* Aim of the task *
Check each line of the records below and collect those that include the word "price".

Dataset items
● ● ● ● ● ● ●

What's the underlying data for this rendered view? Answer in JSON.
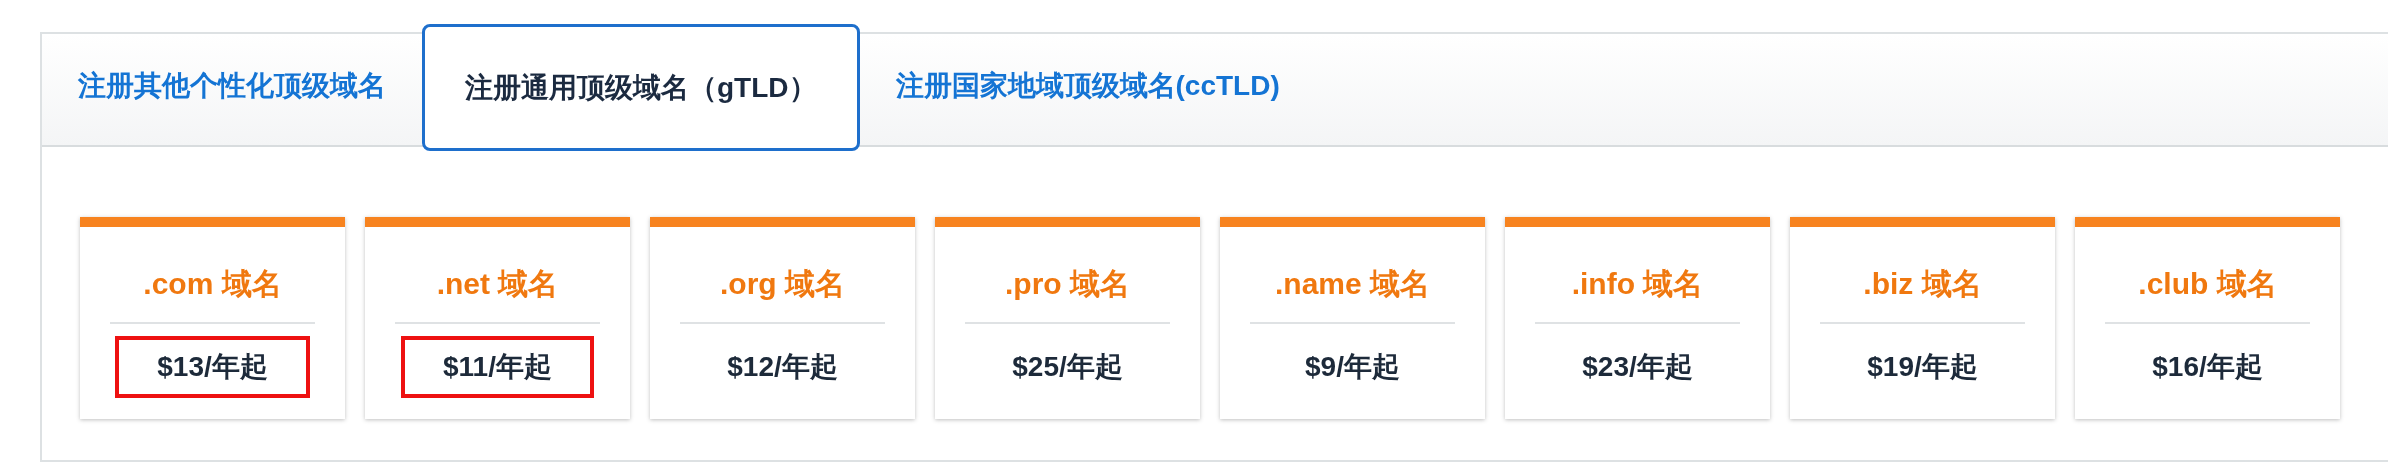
{
  "tabs": [
    {
      "label": "注册其他个性化顶级域名",
      "selected": false
    },
    {
      "label": "注册通用顶级域名（gTLD）",
      "selected": true
    },
    {
      "label": "注册国家地域顶级域名(ccTLD)",
      "selected": false
    }
  ],
  "domains": [
    {
      "name": ".com 域名",
      "price": "$13/年起",
      "highlighted": true
    },
    {
      "name": ".net 域名",
      "price": "$11/年起",
      "highlighted": true
    },
    {
      "name": ".org 域名",
      "price": "$12/年起",
      "highlighted": false
    },
    {
      "name": ".pro 域名",
      "price": "$25/年起",
      "highlighted": false
    },
    {
      "name": ".name 域名",
      "price": "$9/年起",
      "highlighted": false
    },
    {
      "name": ".info 域名",
      "price": "$23/年起",
      "highlighted": false
    },
    {
      "name": ".biz 域名",
      "price": "$19/年起",
      "highlighted": false
    },
    {
      "name": ".club 域名",
      "price": "$16/年起",
      "highlighted": false
    }
  ]
}
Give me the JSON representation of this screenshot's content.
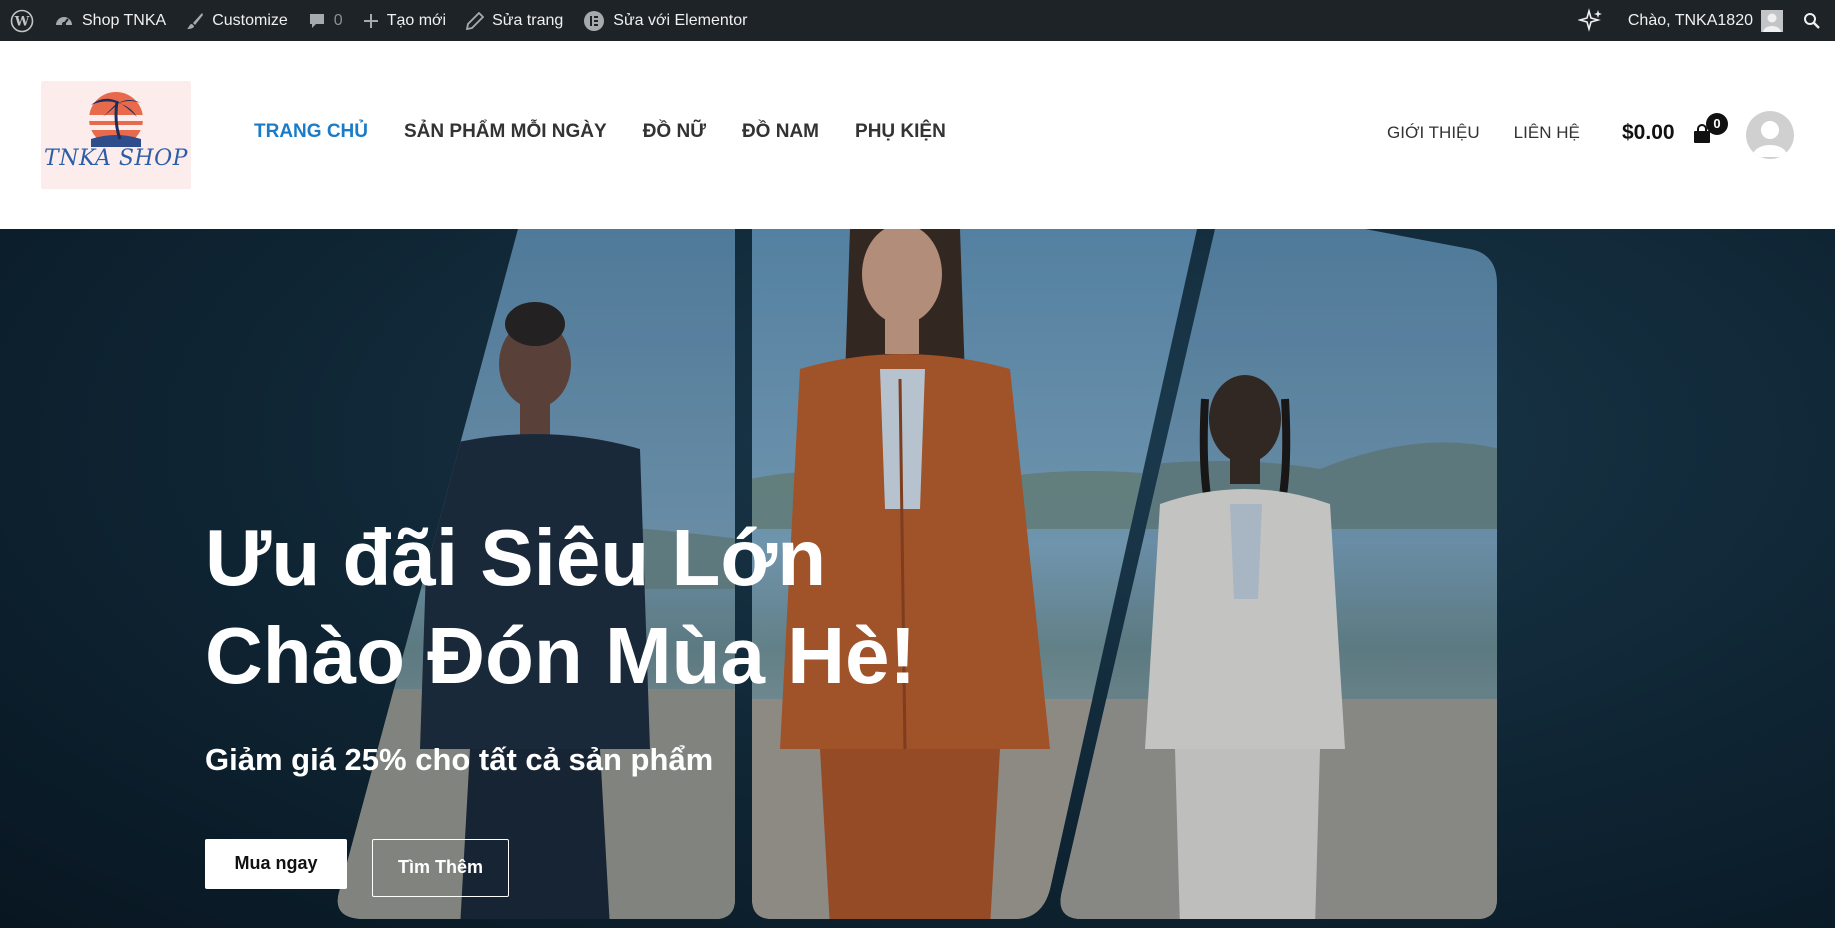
{
  "adminbar": {
    "site_name": "Shop TNKA",
    "customize": "Customize",
    "comments_count": "0",
    "new_label": "Tạo mới",
    "edit_page": "Sửa trang",
    "elementor": "Sửa với Elementor",
    "greeting": "Chào, TNKA1820"
  },
  "header": {
    "logo_text": "TNKA SHOP",
    "main_nav": [
      "TRANG CHỦ",
      "SẢN PHẨM MỖI NGÀY",
      "ĐỒ NỮ",
      "ĐỒ NAM",
      "PHỤ KIỆN"
    ],
    "secondary_nav": [
      "GIỚI THIỆU",
      "LIÊN HỆ"
    ],
    "cart_total": "$0.00",
    "cart_count": "0"
  },
  "hero": {
    "title_line1": "Ưu đãi Siêu Lớn",
    "title_line2": "Chào Đón Mùa Hè!",
    "subtitle": "Giảm giá 25% cho tất cả sản phẩm",
    "primary_button": "Mua ngay",
    "secondary_button": "Tìm Thêm"
  },
  "colors": {
    "adminbar_bg": "#1d2327",
    "nav_active": "#1a7cc9",
    "hero_bg": "#0f2534"
  }
}
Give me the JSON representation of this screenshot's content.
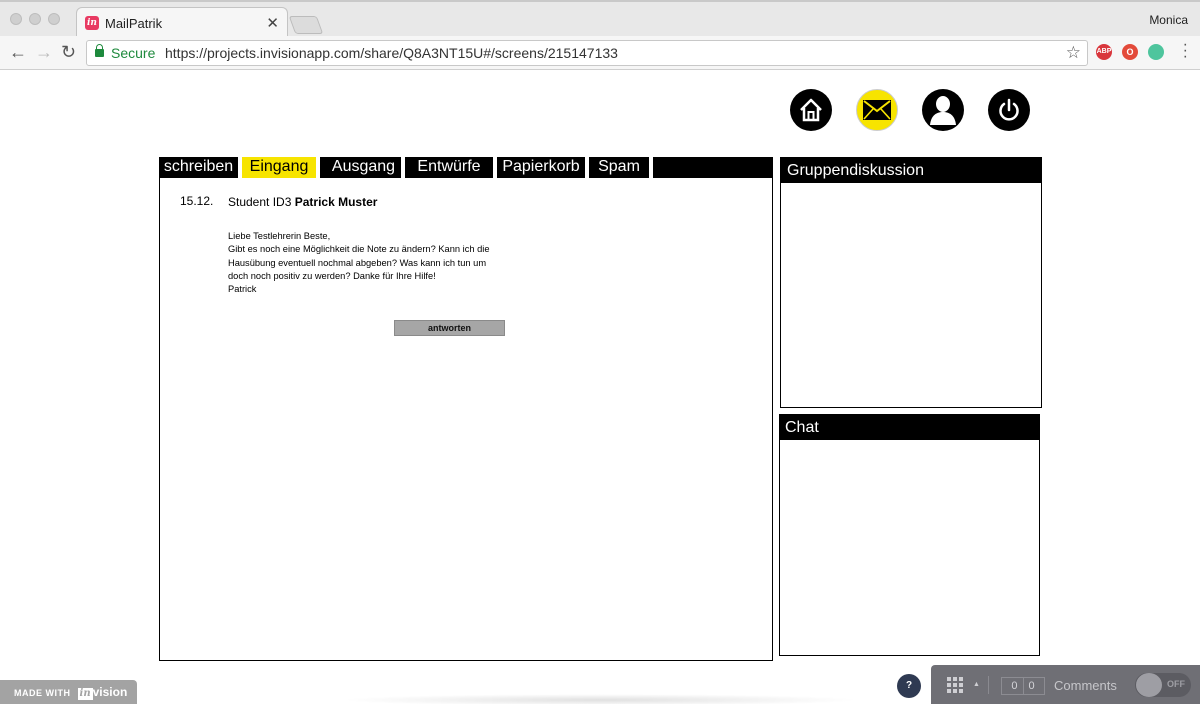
{
  "browser": {
    "tab_title": "MailPatrik",
    "tab_favicon": "in",
    "tab_close": "✕",
    "profile_name": "Monica",
    "secure_label": "Secure",
    "url": "https://projects.invisionapp.com/share/Q8A3NT15U#/screens/215147133",
    "extensions": [
      {
        "name": "adblock-plus",
        "label": "ABP",
        "color": "#d9363c"
      },
      {
        "name": "opera-extension",
        "label": "O",
        "color": "#e34a3a"
      },
      {
        "name": "grammarly-extension",
        "label": "",
        "color": "#4ec59d"
      }
    ]
  },
  "app": {
    "top_icons": [
      {
        "name": "home-icon",
        "active": false
      },
      {
        "name": "mail-icon",
        "active": true
      },
      {
        "name": "user-icon",
        "active": false
      },
      {
        "name": "power-icon",
        "active": false
      }
    ],
    "mail_tabs": [
      "schreiben",
      "Eingang",
      "Ausgang",
      "Entwürfe",
      "Papierkorb",
      "Spam"
    ],
    "active_tab": "Eingang",
    "message": {
      "date": "15.12.",
      "sender_prefix": "Student ID3",
      "sender_name": "Patrick Muster",
      "lines": [
        "Liebe Testlehrerin Beste,",
        "Gibt es noch eine Möglichkeit die Note zu ändern? Kann ich die",
        "Hausübung eventuell nochmal abgeben? Was kann ich tun um",
        "doch noch positiv zu werden? Danke für Ihre Hilfe!",
        "Patrick"
      ],
      "reply_button": "antworten"
    },
    "group_panel_title": "Gruppendiskussion",
    "chat_panel_title": "Chat"
  },
  "invision": {
    "made_with": "MADE WITH",
    "logo_in": "in",
    "logo_text": "vision",
    "help": "?",
    "comment_count_left": "0",
    "comment_count_right": "0",
    "comments_label": "Comments",
    "toggle_state": "OFF"
  }
}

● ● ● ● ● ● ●

* Reply *
      "price": "$13/年起",
      "price": "$11/年起",
      "price": "$12/年起",
      "price": "$25/年起",
      "price": "$9/年起",
      "price": "$23/年起",
      "price": "$19/年起",
      "price": "$16/年起",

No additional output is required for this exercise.